Stronks, vice-president of the Alberta Beekeepers Commission, said the organization is working on a response to the Health Canada decision on neonics. Many beekeepers are worried about the consequences of a phase-out because farmers who produce canola and other crops are going to use insecticides to control pests.
“Growers will need to use something…. Our biggest fear is going to go back to a foliar spray,” Stronks said, noting that foliar sprays are more hazardous for bees.
“It always goes back to managing the risk of exposure. That’s the biggest thing. Neonics seem to be a technology that managed that risk.”
Apiarists in Ontario are also worried about the proposed ban, but for a different reason.
The Ontario Beekeepers’ Association believes Health Canada’s neonicotinoid ban should happen tomorrow.
“The phase-out period of three to five years makes no sense. If a product is deemed harmful, why would we not stop using it immediately?” the OBA said in a statement.
“Ontario beekeepers’ colonies continue to suffer (from) exposure to the widespread use of neonics on field crops as seed treatments and foliar sprays.”
At first glance, it seems odd that beekeepers in Ontario believe neonics are destroying bee colonies and western Canadian beekeepers support the use of neonicotinoid seed treatments.
But for most of the last five years, Ontario beekeepers have clanged alarm bells about the dangers of neonics and prairie honey producers have shrugged their shoulders.
Stronks lives in Alberta, so he admittedly doesn’t know what it’s like to keep bees in Ontario.
Still, he does wonder about the disparity of opinion.
“It’s been spun (in the media) that you get rid of neonics and all of our problems in the world will be fixed,” he said.
“There’s a bigger push from Eastern Canada than West to say we have a real issue with neonics…. It seems like there are more special interest groups that are jumping onboard … out there.”
On his farm, Stronks keeps leafcutter bees and honeybees, which mostly forage on canola.

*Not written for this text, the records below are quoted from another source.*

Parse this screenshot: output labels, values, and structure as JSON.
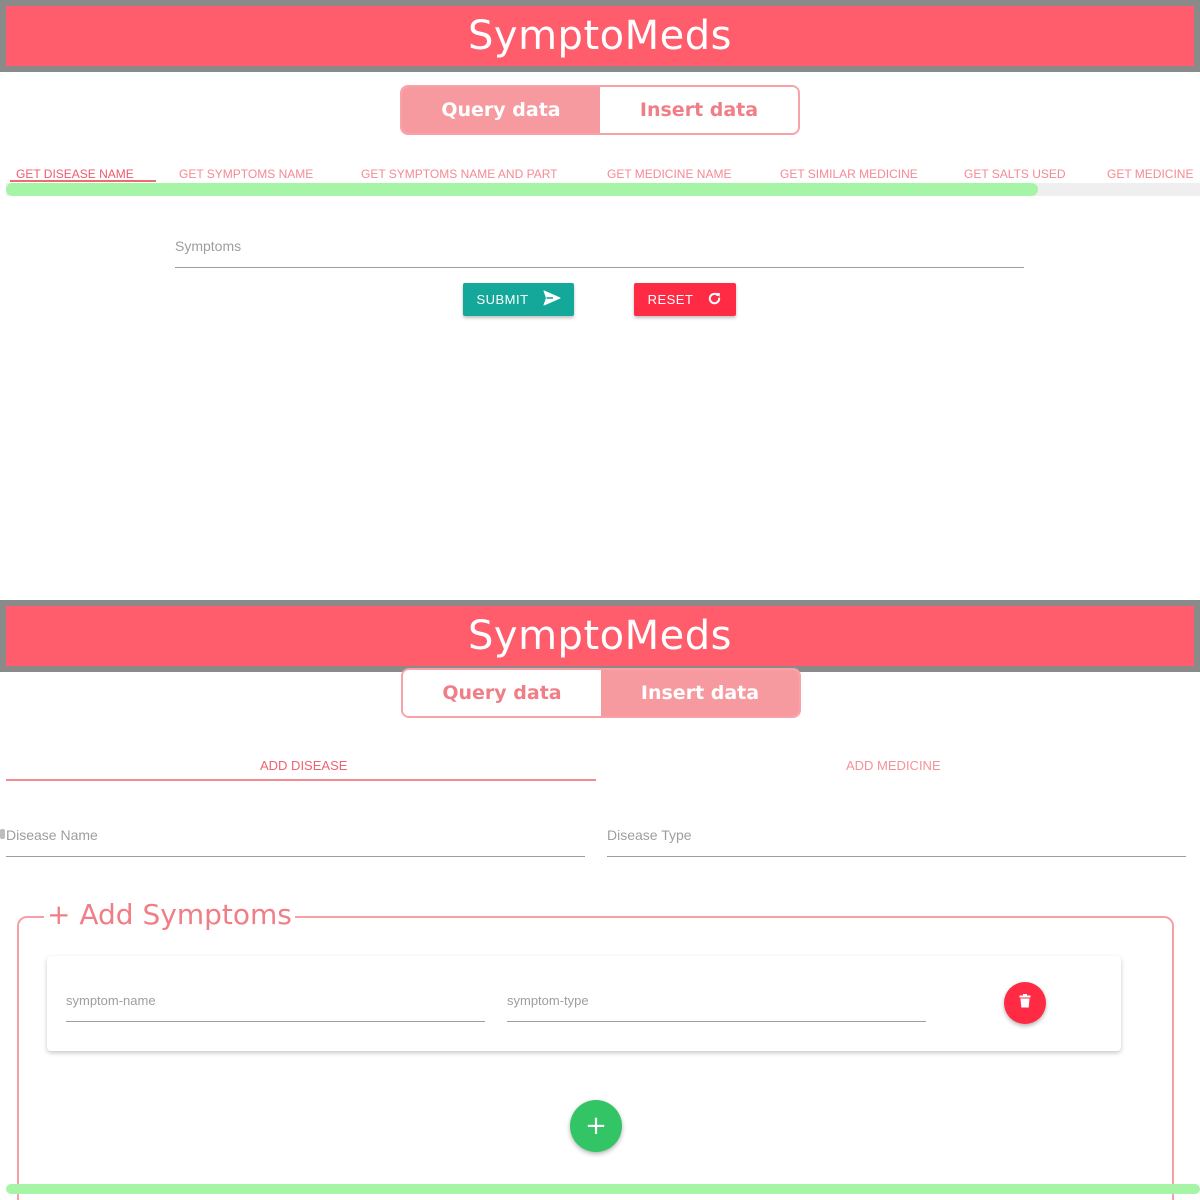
{
  "app": {
    "title": "SymptoMeds"
  },
  "mode_toggle": {
    "query_label": "Query data",
    "insert_label": "Insert data"
  },
  "query_view": {
    "active_mode": "query",
    "tabs": [
      {
        "label": "GET DISEASE NAME",
        "active": true
      },
      {
        "label": "GET SYMPTOMS NAME",
        "active": false
      },
      {
        "label": "GET SYMPTOMS NAME AND PART",
        "active": false
      },
      {
        "label": "GET MEDICINE NAME",
        "active": false
      },
      {
        "label": "GET SIMILAR MEDICINE",
        "active": false
      },
      {
        "label": "GET SALTS USED",
        "active": false
      },
      {
        "label": "GET MEDICINE",
        "active": false
      }
    ],
    "symptoms_input": {
      "placeholder": "Symptoms",
      "value": ""
    },
    "submit_label": "SUBMIT",
    "reset_label": "RESET"
  },
  "insert_view": {
    "active_mode": "insert",
    "tabs": [
      {
        "label": "ADD DISEASE",
        "active": true
      },
      {
        "label": "ADD MEDICINE",
        "active": false
      }
    ],
    "disease_name": {
      "placeholder": "Disease Name",
      "value": ""
    },
    "disease_type": {
      "placeholder": "Disease Type",
      "value": ""
    },
    "symptoms_section": {
      "legend": "+ Add Symptoms"
    },
    "symptom_row": {
      "name_placeholder": "symptom-name",
      "type_placeholder": "symptom-type"
    },
    "add_button_label": "+"
  },
  "icons": {
    "submit": "send-icon",
    "reset": "refresh-icon",
    "delete": "trash-icon"
  },
  "colors": {
    "header": "#ff5c6c",
    "accent": "#f79a9f",
    "submit": "#14a89a",
    "reset": "#ff2a44",
    "add": "#33c565",
    "scrollbar": "#a6f5a6"
  }
}
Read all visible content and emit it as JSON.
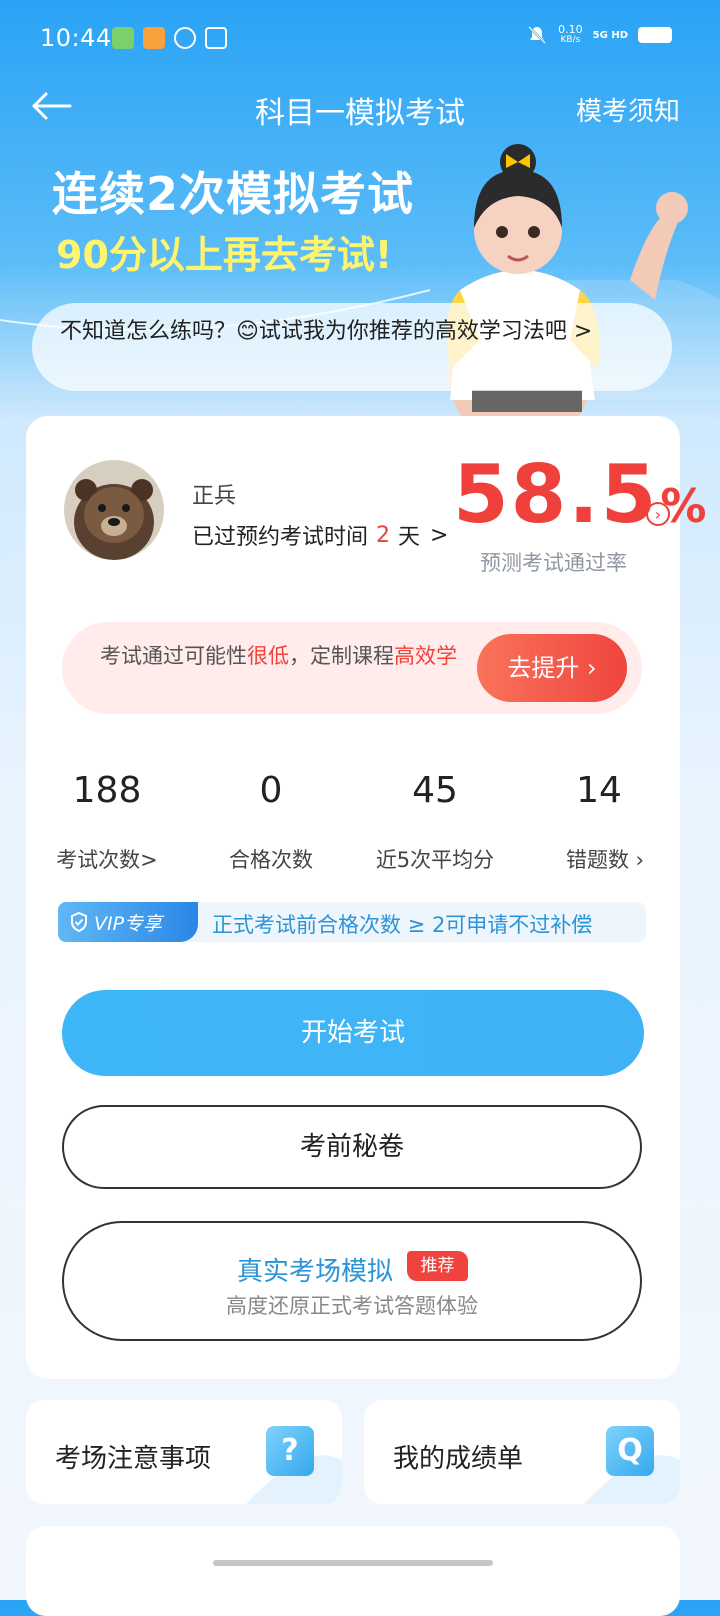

“We participate in research every year (where) scientists monitor our hives to let us know if we have any kind of level of anything that’s detrimental to our hives,” he said.
Stronks and the scientists haven’t detected any ill effects from neonics applied to canola seeds.
“It’s not our biggest issue,” he said. “If they’re used according to the instructions, the label directions, there’s a level of comfort (with neonics).”